Thanks to the County and City of Santa Barbara for progress on making our region more bike-friendly and accessible.
The county now has a unique grant opportunity to complete a missing gap in the popular Coastal Access Route by connecting the Obern Trail from Goleta to the City of Santa Barbara’s newest bike paths on Modoc and Las Positas. This would facilitate much-needed, safe access to schools, beaches, neighborhoods, and UCSB. However, some community members object that doing so would mean the loss of up to 63 trees.
Both are right. The trees along Modoc are lovely, and the stately Canary Island palms should be preserved. Decision makers should choose an option that minimizes the loss of trees. In fact, one path under consideration reduces removal to 41 trees, with the opportunity to further minimize the loss of mature trees to far less than that. Most trees removed would be eucalyptus, a non-native and highly flammable tree. As a mitigation, the County could plant 60-120 oak trees, which are both native and fire resistant, a better long-term choice given climate change and hotter, windier conditions.
Improving our bike infrastructure in the Santa Barbara region by linking up our most popular multi-use paths is critical for poorer residents, students, young people, pedestrians, the handicapped, and all of us who would like to drive less and enjoy this urban preserve more easily.

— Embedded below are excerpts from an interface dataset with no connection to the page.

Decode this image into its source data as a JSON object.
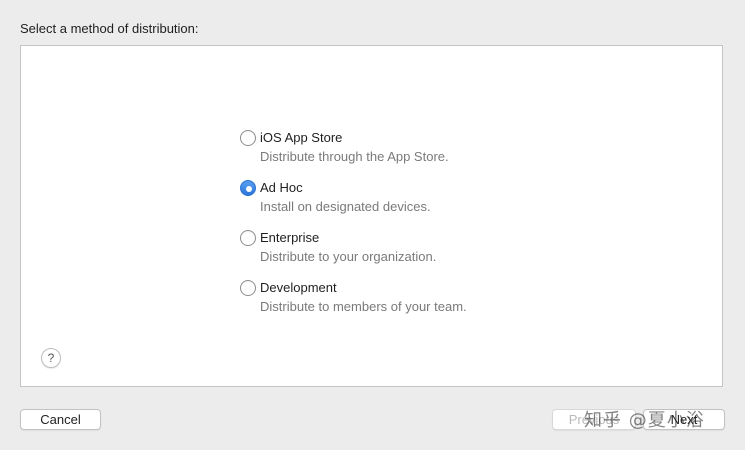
{
  "header": {
    "label": "Select a method of distribution:"
  },
  "options": [
    {
      "title": "iOS App Store",
      "description": "Distribute through the App Store.",
      "selected": false
    },
    {
      "title": "Ad Hoc",
      "description": "Install on designated devices.",
      "selected": true
    },
    {
      "title": "Enterprise",
      "description": "Distribute to your organization.",
      "selected": false
    },
    {
      "title": "Development",
      "description": "Distribute to members of your team.",
      "selected": false
    }
  ],
  "help": {
    "label": "?"
  },
  "footer": {
    "cancel_label": "Cancel",
    "previous_label": "Previous",
    "next_label": "Next"
  },
  "watermark": {
    "text": "知乎 @夏小浴"
  },
  "colors": {
    "accent": "#2b73d8",
    "background": "#ececec",
    "panel": "#ffffff"
  }
}
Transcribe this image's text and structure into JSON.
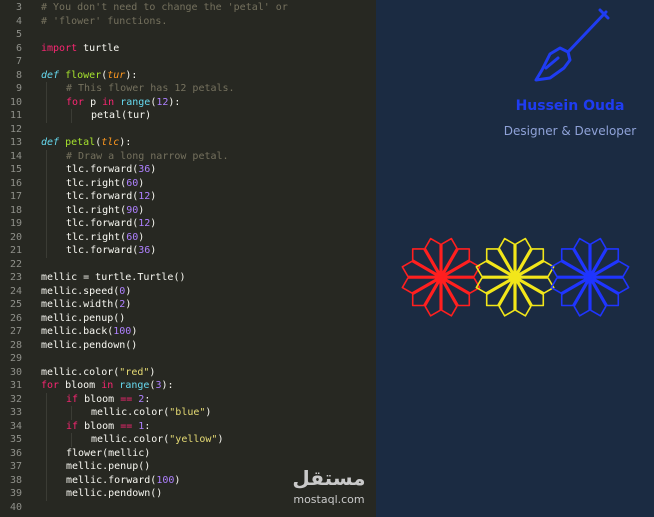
{
  "editor": {
    "lines": [
      {
        "n": "3",
        "indent": 0,
        "tokens": [
          {
            "t": "# You don't need to change the 'petal' or",
            "c": "cm"
          }
        ]
      },
      {
        "n": "4",
        "indent": 0,
        "tokens": [
          {
            "t": "# 'flower' functions.",
            "c": "cm"
          }
        ]
      },
      {
        "n": "5",
        "indent": 0,
        "tokens": []
      },
      {
        "n": "6",
        "indent": 0,
        "tokens": [
          {
            "t": "import",
            "c": "k"
          },
          {
            "t": " turtle",
            "c": ""
          }
        ]
      },
      {
        "n": "7",
        "indent": 0,
        "tokens": []
      },
      {
        "n": "8",
        "indent": 0,
        "tokens": [
          {
            "t": "def",
            "c": "kd"
          },
          {
            "t": " ",
            "c": ""
          },
          {
            "t": "flower",
            "c": "fn"
          },
          {
            "t": "(",
            "c": ""
          },
          {
            "t": "tur",
            "c": "pa"
          },
          {
            "t": "):",
            "c": ""
          }
        ]
      },
      {
        "n": "9",
        "indent": 1,
        "tokens": [
          {
            "t": "# This flower has 12 petals.",
            "c": "cm"
          }
        ]
      },
      {
        "n": "10",
        "indent": 1,
        "tokens": [
          {
            "t": "for",
            "c": "k"
          },
          {
            "t": " p ",
            "c": ""
          },
          {
            "t": "in",
            "c": "k"
          },
          {
            "t": " ",
            "c": ""
          },
          {
            "t": "range",
            "c": "bi"
          },
          {
            "t": "(",
            "c": ""
          },
          {
            "t": "12",
            "c": "num"
          },
          {
            "t": "):",
            "c": ""
          }
        ]
      },
      {
        "n": "11",
        "indent": 2,
        "tokens": [
          {
            "t": "petal(tur)",
            "c": ""
          }
        ]
      },
      {
        "n": "12",
        "indent": 0,
        "tokens": []
      },
      {
        "n": "13",
        "indent": 0,
        "tokens": [
          {
            "t": "def",
            "c": "kd"
          },
          {
            "t": " ",
            "c": ""
          },
          {
            "t": "petal",
            "c": "fn"
          },
          {
            "t": "(",
            "c": ""
          },
          {
            "t": "tlc",
            "c": "pa"
          },
          {
            "t": "):",
            "c": ""
          }
        ]
      },
      {
        "n": "14",
        "indent": 1,
        "tokens": [
          {
            "t": "# Draw a long narrow petal.",
            "c": "cm"
          }
        ]
      },
      {
        "n": "15",
        "indent": 1,
        "tokens": [
          {
            "t": "tlc.forward(",
            "c": ""
          },
          {
            "t": "36",
            "c": "num"
          },
          {
            "t": ")",
            "c": ""
          }
        ]
      },
      {
        "n": "16",
        "indent": 1,
        "tokens": [
          {
            "t": "tlc.right(",
            "c": ""
          },
          {
            "t": "60",
            "c": "num"
          },
          {
            "t": ")",
            "c": ""
          }
        ]
      },
      {
        "n": "17",
        "indent": 1,
        "tokens": [
          {
            "t": "tlc.forward(",
            "c": ""
          },
          {
            "t": "12",
            "c": "num"
          },
          {
            "t": ")",
            "c": ""
          }
        ]
      },
      {
        "n": "18",
        "indent": 1,
        "tokens": [
          {
            "t": "tlc.right(",
            "c": ""
          },
          {
            "t": "90",
            "c": "num"
          },
          {
            "t": ")",
            "c": ""
          }
        ]
      },
      {
        "n": "19",
        "indent": 1,
        "tokens": [
          {
            "t": "tlc.forward(",
            "c": ""
          },
          {
            "t": "12",
            "c": "num"
          },
          {
            "t": ")",
            "c": ""
          }
        ]
      },
      {
        "n": "20",
        "indent": 1,
        "tokens": [
          {
            "t": "tlc.right(",
            "c": ""
          },
          {
            "t": "60",
            "c": "num"
          },
          {
            "t": ")",
            "c": ""
          }
        ]
      },
      {
        "n": "21",
        "indent": 1,
        "tokens": [
          {
            "t": "tlc.forward(",
            "c": ""
          },
          {
            "t": "36",
            "c": "num"
          },
          {
            "t": ")",
            "c": ""
          }
        ]
      },
      {
        "n": "22",
        "indent": 0,
        "tokens": []
      },
      {
        "n": "23",
        "indent": 0,
        "tokens": [
          {
            "t": "mellic = turtle.Turtle()",
            "c": ""
          }
        ]
      },
      {
        "n": "24",
        "indent": 0,
        "tokens": [
          {
            "t": "mellic.speed(",
            "c": ""
          },
          {
            "t": "0",
            "c": "num"
          },
          {
            "t": ")",
            "c": ""
          }
        ]
      },
      {
        "n": "25",
        "indent": 0,
        "tokens": [
          {
            "t": "mellic.width(",
            "c": ""
          },
          {
            "t": "2",
            "c": "num"
          },
          {
            "t": ")",
            "c": ""
          }
        ]
      },
      {
        "n": "26",
        "indent": 0,
        "tokens": [
          {
            "t": "mellic.penup()",
            "c": ""
          }
        ]
      },
      {
        "n": "27",
        "indent": 0,
        "tokens": [
          {
            "t": "mellic.back(",
            "c": ""
          },
          {
            "t": "100",
            "c": "num"
          },
          {
            "t": ")",
            "c": ""
          }
        ]
      },
      {
        "n": "28",
        "indent": 0,
        "tokens": [
          {
            "t": "mellic.pendown()",
            "c": ""
          }
        ]
      },
      {
        "n": "29",
        "indent": 0,
        "tokens": []
      },
      {
        "n": "30",
        "indent": 0,
        "tokens": [
          {
            "t": "mellic.color(",
            "c": ""
          },
          {
            "t": "\"red\"",
            "c": "str"
          },
          {
            "t": ")",
            "c": ""
          }
        ]
      },
      {
        "n": "31",
        "indent": 0,
        "tokens": [
          {
            "t": "for",
            "c": "k"
          },
          {
            "t": " bloom ",
            "c": ""
          },
          {
            "t": "in",
            "c": "k"
          },
          {
            "t": " ",
            "c": ""
          },
          {
            "t": "range",
            "c": "bi"
          },
          {
            "t": "(",
            "c": ""
          },
          {
            "t": "3",
            "c": "num"
          },
          {
            "t": "):",
            "c": ""
          }
        ]
      },
      {
        "n": "32",
        "indent": 1,
        "tokens": [
          {
            "t": "if",
            "c": "k"
          },
          {
            "t": " bloom ",
            "c": ""
          },
          {
            "t": "==",
            "c": "k"
          },
          {
            "t": " ",
            "c": ""
          },
          {
            "t": "2",
            "c": "num"
          },
          {
            "t": ":",
            "c": ""
          }
        ]
      },
      {
        "n": "33",
        "indent": 2,
        "tokens": [
          {
            "t": "mellic.color(",
            "c": ""
          },
          {
            "t": "\"blue\"",
            "c": "str"
          },
          {
            "t": ")",
            "c": ""
          }
        ]
      },
      {
        "n": "34",
        "indent": 1,
        "tokens": [
          {
            "t": "if",
            "c": "k"
          },
          {
            "t": " bloom ",
            "c": ""
          },
          {
            "t": "==",
            "c": "k"
          },
          {
            "t": " ",
            "c": ""
          },
          {
            "t": "1",
            "c": "num"
          },
          {
            "t": ":",
            "c": ""
          }
        ]
      },
      {
        "n": "35",
        "indent": 2,
        "tokens": [
          {
            "t": "mellic.color(",
            "c": ""
          },
          {
            "t": "\"yellow\"",
            "c": "str"
          },
          {
            "t": ")",
            "c": ""
          }
        ]
      },
      {
        "n": "36",
        "indent": 1,
        "tokens": [
          {
            "t": "flower(mellic)",
            "c": ""
          }
        ]
      },
      {
        "n": "37",
        "indent": 1,
        "tokens": [
          {
            "t": "mellic.penup()",
            "c": ""
          }
        ]
      },
      {
        "n": "38",
        "indent": 1,
        "tokens": [
          {
            "t": "mellic.forward(",
            "c": ""
          },
          {
            "t": "100",
            "c": "num"
          },
          {
            "t": ")",
            "c": ""
          }
        ]
      },
      {
        "n": "39",
        "indent": 1,
        "tokens": [
          {
            "t": "mellic.pendown()",
            "c": ""
          }
        ]
      },
      {
        "n": "40",
        "indent": 0,
        "tokens": []
      }
    ]
  },
  "branding": {
    "name": "Hussein Ouda",
    "role": "Designer & Developer",
    "icon": "paintbrush-icon",
    "accent": "#1f3cf2"
  },
  "flowers": [
    {
      "color": "#ff1f1f",
      "icon": "red-flower"
    },
    {
      "color": "#f2e61a",
      "icon": "yellow-flower"
    },
    {
      "color": "#1f35ff",
      "icon": "blue-flower"
    }
  ],
  "watermark": {
    "arabic": "مستقل",
    "latin": "mostaql.com"
  }
}
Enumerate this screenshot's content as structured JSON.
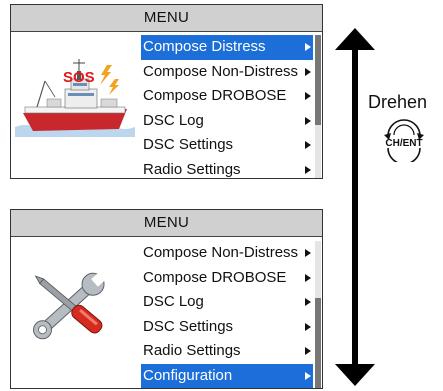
{
  "screens": [
    {
      "title": "MENU",
      "items": [
        {
          "label": "Compose Distress",
          "selected": true
        },
        {
          "label": "Compose Non-Distress",
          "selected": false
        },
        {
          "label": "Compose DROBOSE",
          "selected": false
        },
        {
          "label": "DSC Log",
          "selected": false
        },
        {
          "label": "DSC Settings",
          "selected": false
        },
        {
          "label": "Radio Settings",
          "selected": false
        }
      ],
      "illustration": {
        "icon": "distress-ship-icon",
        "text": "SOS"
      }
    },
    {
      "title": "MENU",
      "items": [
        {
          "label": "Compose Non-Distress",
          "selected": false
        },
        {
          "label": "Compose DROBOSE",
          "selected": false
        },
        {
          "label": "DSC Log",
          "selected": false
        },
        {
          "label": "DSC Settings",
          "selected": false
        },
        {
          "label": "Radio Settings",
          "selected": false
        },
        {
          "label": "Configuration",
          "selected": true
        }
      ],
      "illustration": {
        "icon": "wrench-screwdriver-icon"
      }
    }
  ],
  "side": {
    "label": "Drehen",
    "dial_text": "CH/ENT",
    "dial_icon": "rotary-dial-icon"
  },
  "colors": {
    "selected": "#1c6fd8",
    "sos": "#e0191b"
  }
}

Modoc has a relatively high accident rate. In fact, a biker was killed on that stretch of road a few years ago. We desperately need a bike and pedestrian path there, but the county should minimize tree loss and impacts to the Modoc preserve.